Registrations of newly purchased Tesla cars in California reportedly fell nearly 40 percent in April and May, thanks largely to the strict quarantining measures put in place by the state to halt the spread of the coronavirus.
In data that give the first window into how the coronavirus is affecting Tesla’s business, the electric automaker saw its April registrations fall 16 percent from a year earlier, to 6,260, and its May registrations plunged 70 percent from a year earlier to 1,447, according to data from research firm Dominion Enterprises.
In the 24 states tracked by Dominion, registrations over the April-May period were down 33 percent from the year-ago quarter, according to the data, which was earlier obtained by the Wall Street Journal (paywall). Nationwide data isn’t yet available. Dominion estimates that the markets it tracks, which include New York, Florida and Texas, account for 65 percent of Tesla’s sales.
April and May represent the majority of the stretch where Tesla was forced to shutter its Fremont factory, an order that led to a public standoff between the automaker and Alameda County authorities.
The slowdown hasn’t hurt Tesla’s stock, however.
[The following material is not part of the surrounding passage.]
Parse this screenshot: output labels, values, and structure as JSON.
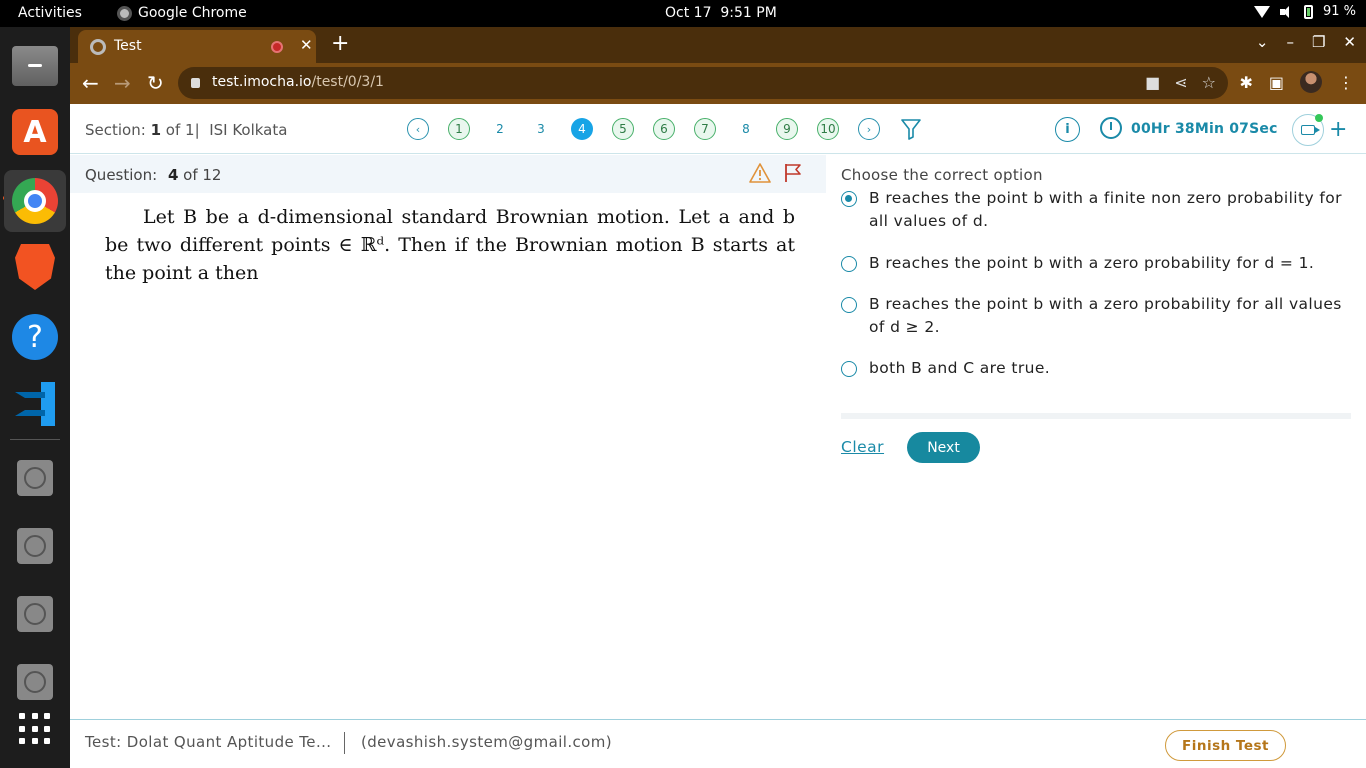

Share value increased 86.5 percent between April 1 and June 1, fueled in part by strong sales in China. Tesla sahres were up 0.7 percent Wednesday morning, at $988.91.
A representative for Tesla did not respond to The Post’s request for comment. In the past, the company has questioned the validity of registration data, noting that some transactions can be delayed.